Technology Leaders Burst Bubble Speculation, See Steady Growth Ahead

But Silicon Valley’s dominance threatened by talent shortages and the rise of global tech centers

MENLO PARK, Calif.--()--Amid a thriving tech economy and the hottest IPO market in 15 years, some Wall Street and Silicon Valley executives have raised the specter of another tech bubble. Leading technology executives resoundingly reject such talk, expressing strong confidence in the continued strength of the tech economy and their companies in 2015. That’s according to the fourth annual Technology Leaders Forecast Survey, conducted by DLA Piper and PitchBook.

The survey, which measures the attitudes and perspectives of senior technology and venture capital executives, presents a moderately bullish view of the economy, with more than three-quarters (83 percent) of technology executives predicting healthy growth through 2015. The executives are even more bullish on the prospects for their own companies, with nearly nine out of 10 predicting growth in their sales revenues and more than a quarter (27 percent) predicting “significant growth” for their companies.

The measured optimism also extends to the IPO market, where 74 percent expect at least moderate growth. Given that 2014 is shaping up to be a record year for U.S. public offerings — the best since the late 1990s — broad expectations for continued expansion indicate strong confidence in both the tech economy and the market’s appetite for investing in tech companies.

The survey results don’t paint all blue skies for the US technology industry; respondents were less optimistic about Silicon Valley’s prospects for maintaining its place as the global epicenter of the tech industry. They cite troubles attracting and retaining qualified talent, the rise of other global technology centers, and the burdens of government regulation as ‘threats’ to the U.S. technology industry and Silicon Valley.

The survey also uncovered a significant shift in perceptions of China as a technology superpower. Just two years ago only 10 percent of technology leaders expected China would be a major contributor to technology development and innovation in the near term.
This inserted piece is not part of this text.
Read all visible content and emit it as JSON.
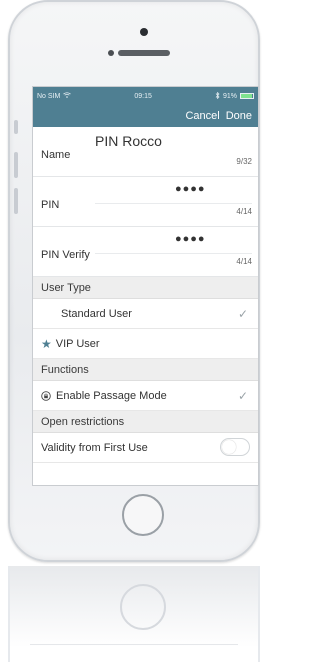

In this year’s survey, two-thirds (67 percent) say China will be a major tech innovator in the next decade.

“Technology insiders have adeptly predicted the resilience of their industry through the challenging early part of this young century, and they are becoming increasingly confident in the prospects for sustained growth in 2015 and beyond,” said Peter Astiz, Global Co-head of the Technology Sector at DLA Piper. “The tech executives we surveyed are obviously excited about opportunities for international growth and innovation, but they also, evidently, are aware of globalization’s tendency to increase competitive pressures.”

Other highlights of the 2014 Technology Leaders Forecast Survey include:

  • 67 percent of technology executives see emerging global tech centers as a potential threat to Silicon Valley remaining the epicenter of global technology innovation.
  • 70 percent of technology executives see talent shortages and talent flight as a threat to Silicon Valley’s technology economy, a reflection of the state of the local economy and the resulting tight talent market.
  • More than a quarter of tech executives (28 percent) see access to quality talent as the biggest challenge for start-ups; and almost half (46 percent) see it as a major challenge.
  • 67 percent of respondents anticipate increasing their hiring in the coming year.
  • 58 percent of technology executives believe data privacy and security issues are the greatest threat to their business. Only “business competition” represents a bigger threat.
  • 53 percent believe that state-sponsored organizations are the primary security threat.
  • 77 percent of respondents think that concerns over protection of intellectual property are the biggest threat to the growth of the technology sector in China.
  • Executives ranked mobile, big data and cloud computing as the three most promising sectors of the technology economy.

The survey coincides with DLA Piper’s 2014 Global Technology Leaders Summit which is October 7 in Menlo Park, Calif. and is attended by more than 250 technology, finance and venture capital leaders.

The complete 2014 Technology Leaders Forecast Survey report can be downloaded at www.bit.ly/tech-survey2014.

About DLA Piper (www.dlapiper.com)

DLA Piper is a global law firm with 4,200 lawyers located in more than 30 countries throughout the Americas, Asia Pacific, Europe and the Middle East, positioning it to help companies with their legal needs anywhere in the world. In certain jurisdictions, this information may be considered attorney advertising.

Contacts

DLA Piper
Josh Epstein
Media Relations
212.776.3838

Release Summary

Leading technology executives express strong confidence in the continued strength of the tech economy according to the DLA Piper Technology Leaders Forecast Survey.

Contacts

DLA Piper
Josh Epstein
Media Relations
212.776.3838